What to do: Wherever a line of the data contains "Looks", copy that line.

Content starts

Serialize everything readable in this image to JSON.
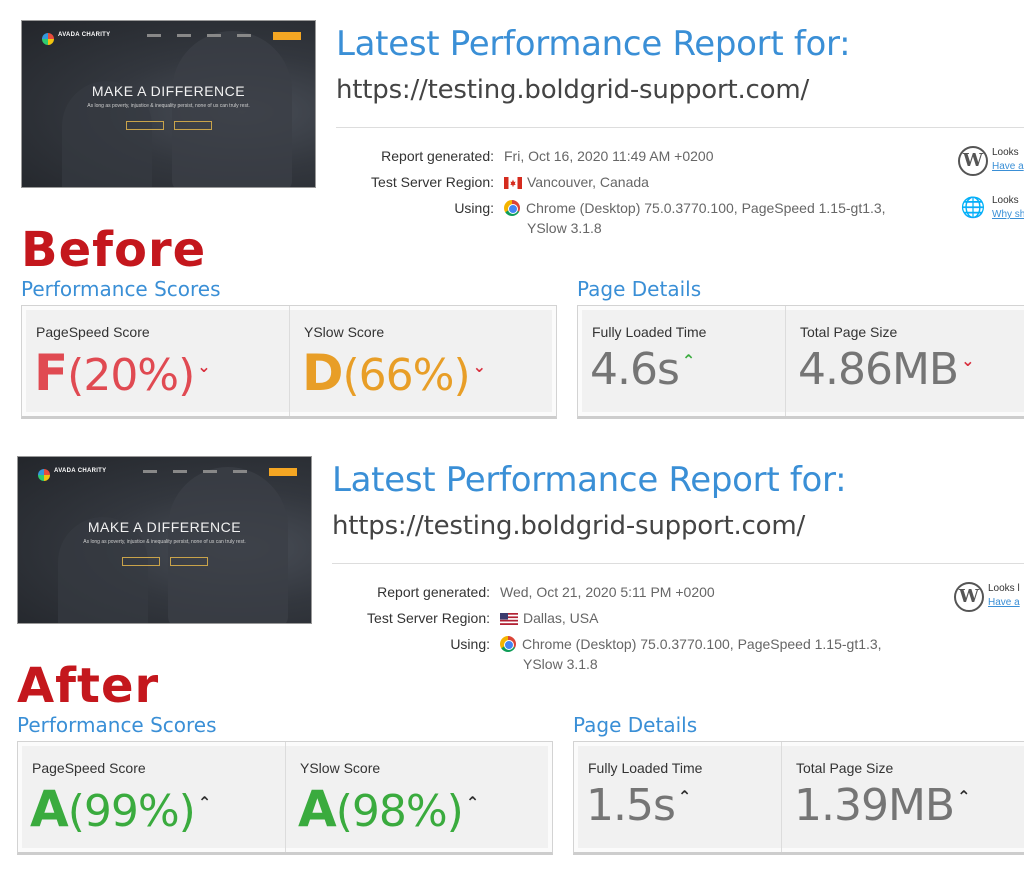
{
  "colors": {
    "accent": "#3a8fd6",
    "stage": "#c4171d",
    "grade_f": "#e04a52",
    "grade_d": "#e89e27",
    "grade_a": "#3aab3e",
    "neutral_value": "#757575",
    "arrow_up": "#3aab3e",
    "arrow_down": "#d9303e"
  },
  "before": {
    "thumb": {
      "brand": "AVADA CHARITY",
      "hero_title": "MAKE A DIFFERENCE",
      "hero_sub": "As long as poverty, injustice & inequality persist, none of us can truly rest."
    },
    "title": "Latest Performance Report for:",
    "url": "https://testing.boldgrid-support.com/",
    "report_label": "Report generated:",
    "report_value": "Fri, Oct 16, 2020 11:49 AM +0200",
    "region_label": "Test Server Region:",
    "region_value": "Vancouver, Canada",
    "region_flag": "canada-flag-icon",
    "using_label": "Using:",
    "using_line1": "Chrome (Desktop) 75.0.3770.100, PageSpeed 1.15-gt1.3,",
    "using_line2": "YSlow 3.1.8",
    "side1_text": "Looks",
    "side1_link": "Have a",
    "side2_text": "Looks",
    "side2_link": "Why sh",
    "stage_label": "Before",
    "perf_heading": "Performance Scores",
    "page_heading": "Page Details",
    "pagespeed_label": "PageSpeed Score",
    "pagespeed_grade": "F",
    "pagespeed_pct": "(20%)",
    "pagespeed_trend": "down",
    "yslow_label": "YSlow Score",
    "yslow_grade": "D",
    "yslow_pct": "(66%)",
    "yslow_trend": "down",
    "loaded_label": "Fully Loaded Time",
    "loaded_value": "4.6s",
    "loaded_trend": "up",
    "size_label": "Total Page Size",
    "size_value": "4.86MB",
    "size_trend": "down"
  },
  "after": {
    "thumb": {
      "brand": "AVADA CHARITY",
      "hero_title": "MAKE A DIFFERENCE",
      "hero_sub": "As long as poverty, injustice & inequality persist, none of us can truly rest."
    },
    "title": "Latest Performance Report for:",
    "url": "https://testing.boldgrid-support.com/",
    "report_label": "Report generated:",
    "report_value": "Wed, Oct 21, 2020 5:11 PM +0200",
    "region_label": "Test Server Region:",
    "region_value": "Dallas, USA",
    "region_flag": "usa-flag-icon",
    "using_label": "Using:",
    "using_line1": "Chrome (Desktop) 75.0.3770.100, PageSpeed 1.15-gt1.3,",
    "using_line2": "YSlow 3.1.8",
    "side1_text": "Looks l",
    "side1_link": "Have a",
    "stage_label": "After",
    "perf_heading": "Performance Scores",
    "page_heading": "Page Details",
    "pagespeed_label": "PageSpeed Score",
    "pagespeed_grade": "A",
    "pagespeed_pct": "(99%)",
    "pagespeed_trend": "up",
    "yslow_label": "YSlow Score",
    "yslow_grade": "A",
    "yslow_pct": "(98%)",
    "yslow_trend": "up",
    "loaded_label": "Fully Loaded Time",
    "loaded_value": "1.5s",
    "loaded_trend": "up",
    "size_label": "Total Page Size",
    "size_value": "1.39MB",
    "size_trend": "up"
  }
}
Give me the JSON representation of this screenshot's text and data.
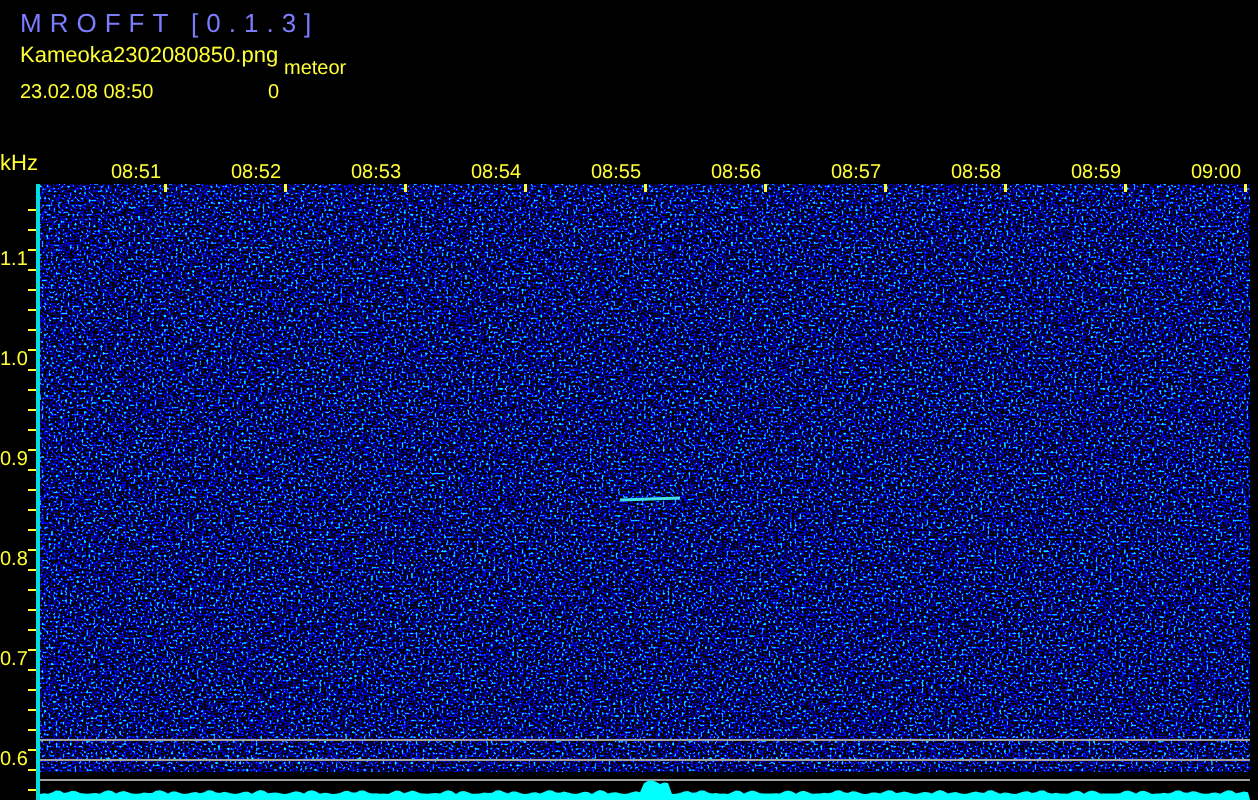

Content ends

Exercise output:
    "side1_text": "Looks",
    "side2_text": "Looks",
    "side1_text": "Looks l",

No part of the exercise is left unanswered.